Goal of the exercise =
Retype the data below exactly, skipping pictures.

**** Supplied data ****

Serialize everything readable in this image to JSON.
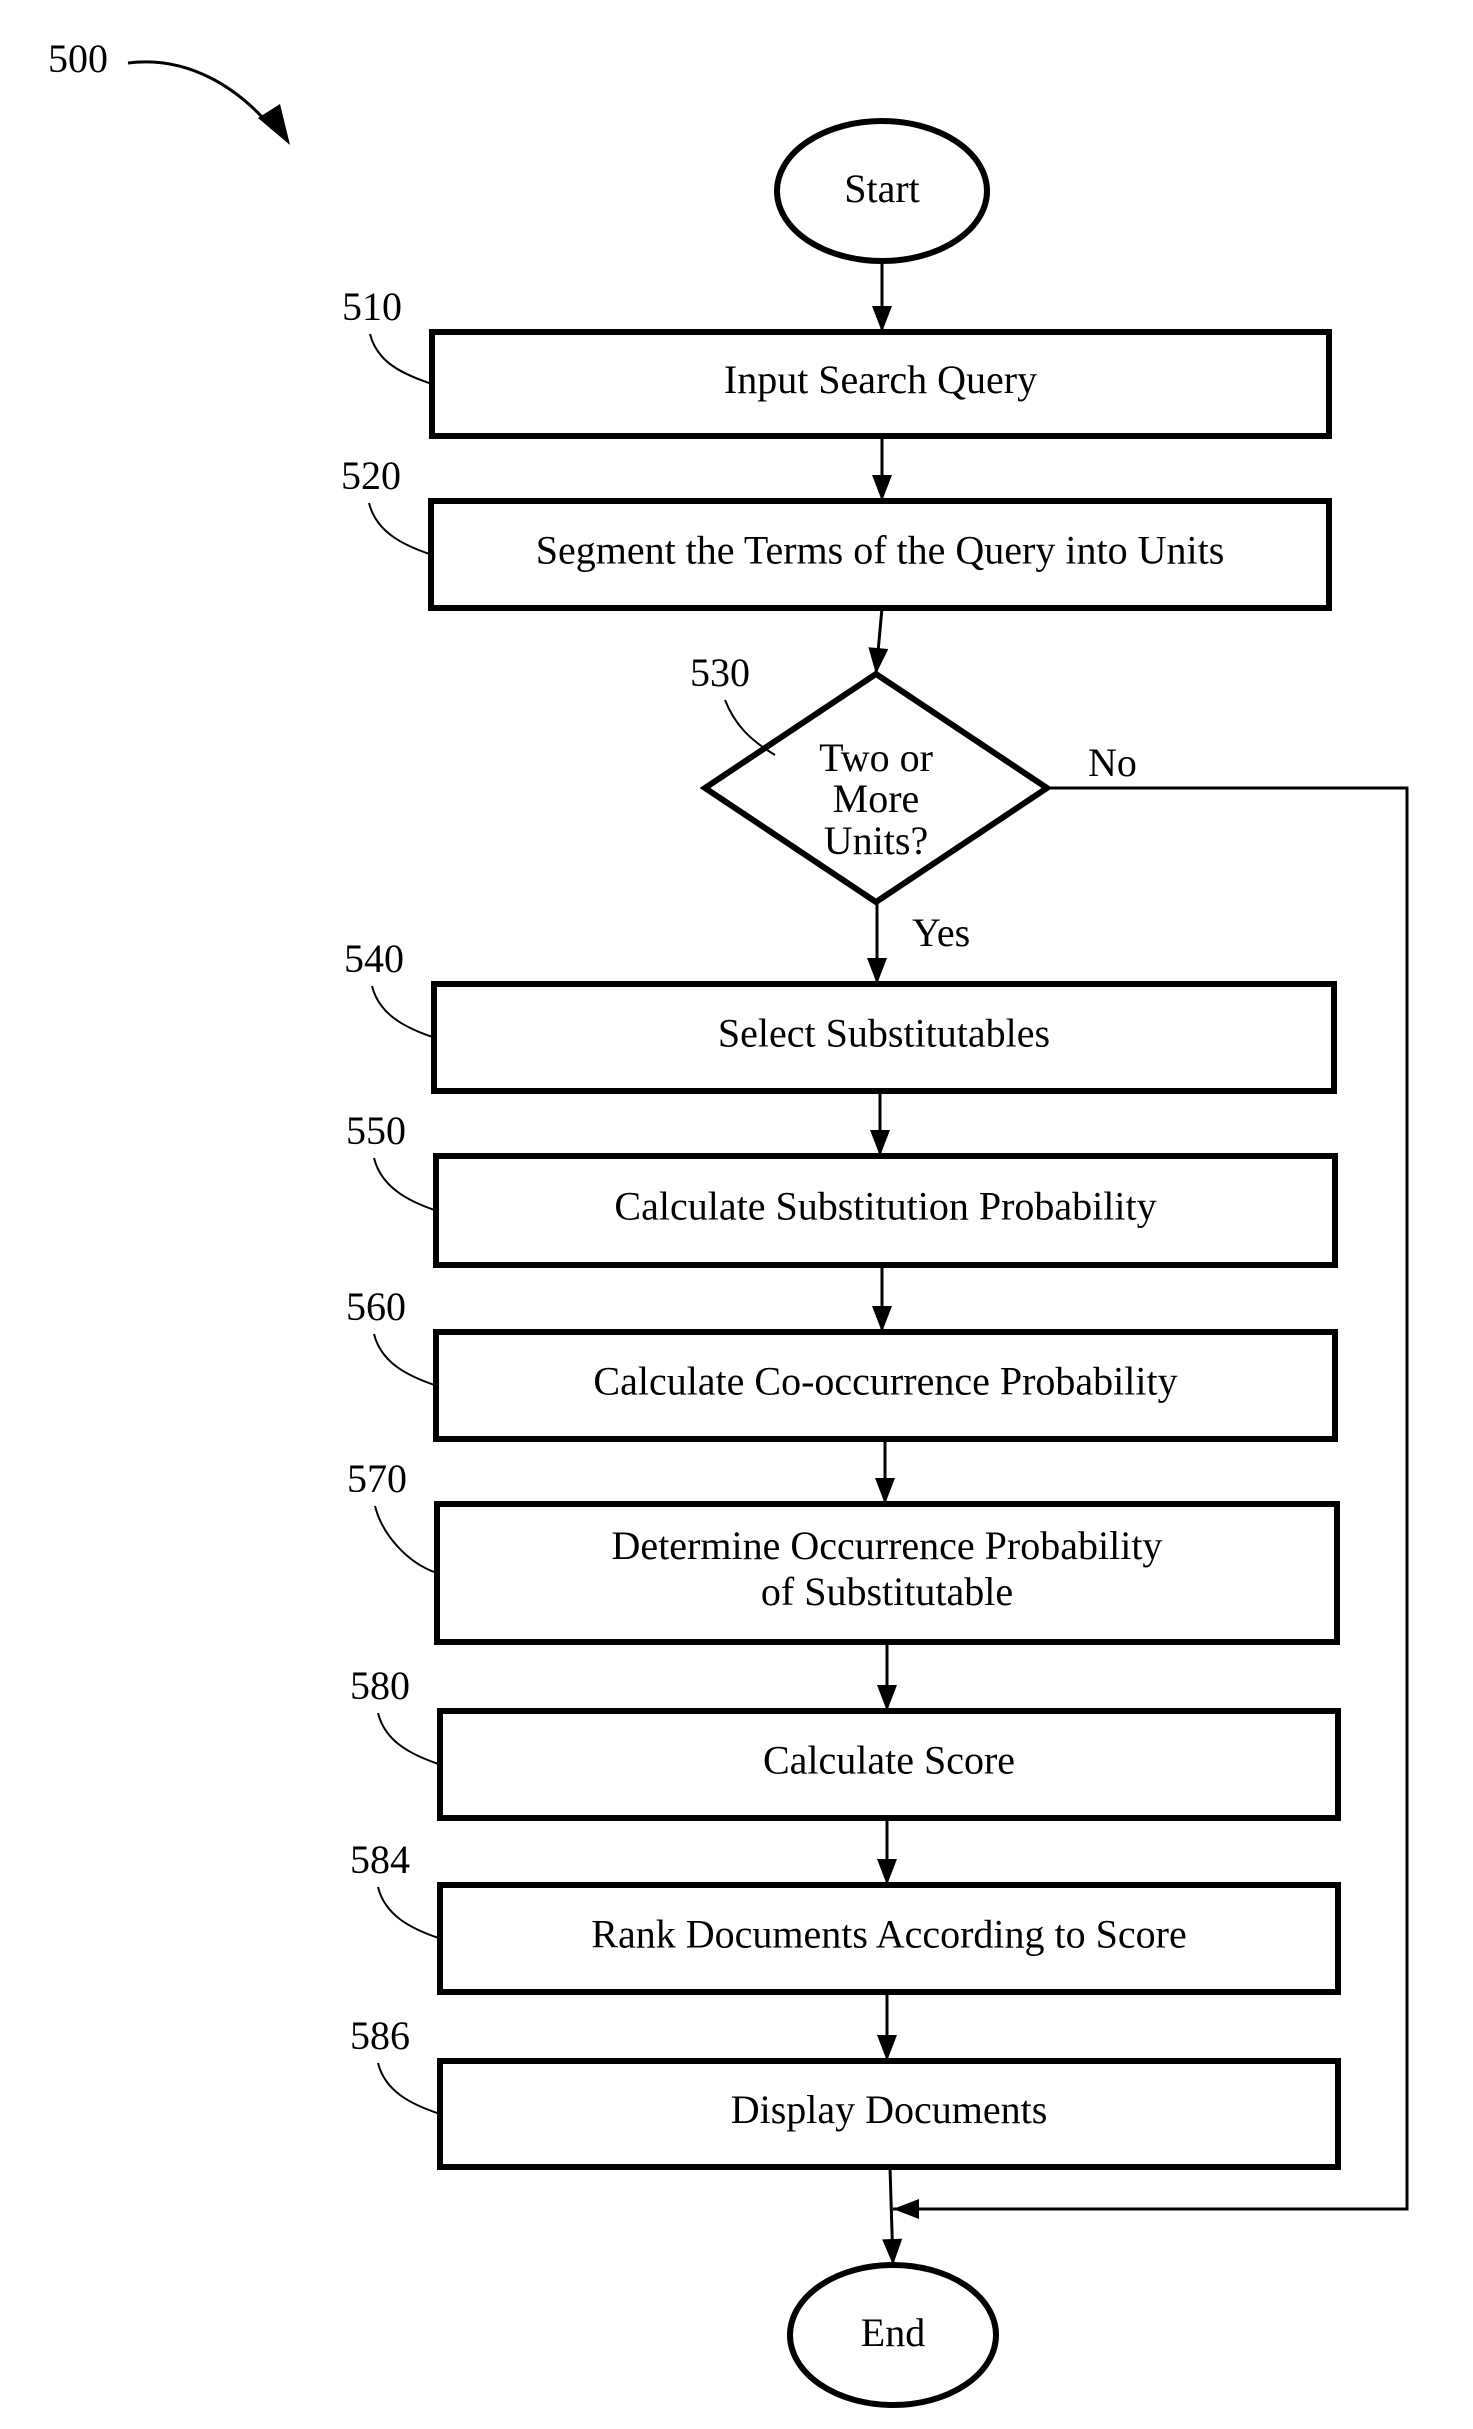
{
  "figure": {
    "ref": "500",
    "start_label": "Start",
    "end_label": "End",
    "steps": [
      {
        "ref": "510",
        "text": [
          "Input Search Query"
        ]
      },
      {
        "ref": "520",
        "text": [
          "Segment the Terms of the Query into Units"
        ]
      },
      {
        "ref": "540",
        "text": [
          "Select Substitutables"
        ]
      },
      {
        "ref": "550",
        "text": [
          "Calculate Substitution Probability"
        ]
      },
      {
        "ref": "560",
        "text": [
          "Calculate Co-occurrence Probability"
        ]
      },
      {
        "ref": "570",
        "text": [
          "Determine Occurrence Probability",
          "of Substitutable"
        ]
      },
      {
        "ref": "580",
        "text": [
          "Calculate Score"
        ]
      },
      {
        "ref": "584",
        "text": [
          "Rank Documents According to Score"
        ]
      },
      {
        "ref": "586",
        "text": [
          "Display Documents"
        ]
      }
    ],
    "decision": {
      "ref": "530",
      "text": [
        "Two or",
        "More",
        "Units?"
      ],
      "yes_label": "Yes",
      "no_label": "No"
    }
  }
}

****

Output =
Serialize everything readable in this image to JSON.
{
  "figure": {
    "ref": "500",
    "start_label": "Start",
    "end_label": "End",
    "steps": [
      {
        "ref": "510",
        "text": [
          "Input Search Query"
        ]
      },
      {
        "ref": "520",
        "text": [
          "Segment the Terms of the Query into Units"
        ]
      },
      {
        "ref": "540",
        "text": [
          "Select Substitutables"
        ]
      },
      {
        "ref": "550",
        "text": [
          "Calculate Substitution Probability"
        ]
      },
      {
        "ref": "560",
        "text": [
          "Calculate Co-occurrence Probability"
        ]
      },
      {
        "ref": "570",
        "text": [
          "Determine Occurrence Probability",
          "of Substitutable"
        ]
      },
      {
        "ref": "580",
        "text": [
          "Calculate Score"
        ]
      },
      {
        "ref": "584",
        "text": [
          "Rank Documents According to Score"
        ]
      },
      {
        "ref": "586",
        "text": [
          "Display Documents"
        ]
      }
    ],
    "decision": {
      "ref": "530",
      "text": [
        "Two or",
        "More",
        "Units?"
      ],
      "yes_label": "Yes",
      "no_label": "No"
    }
  }
}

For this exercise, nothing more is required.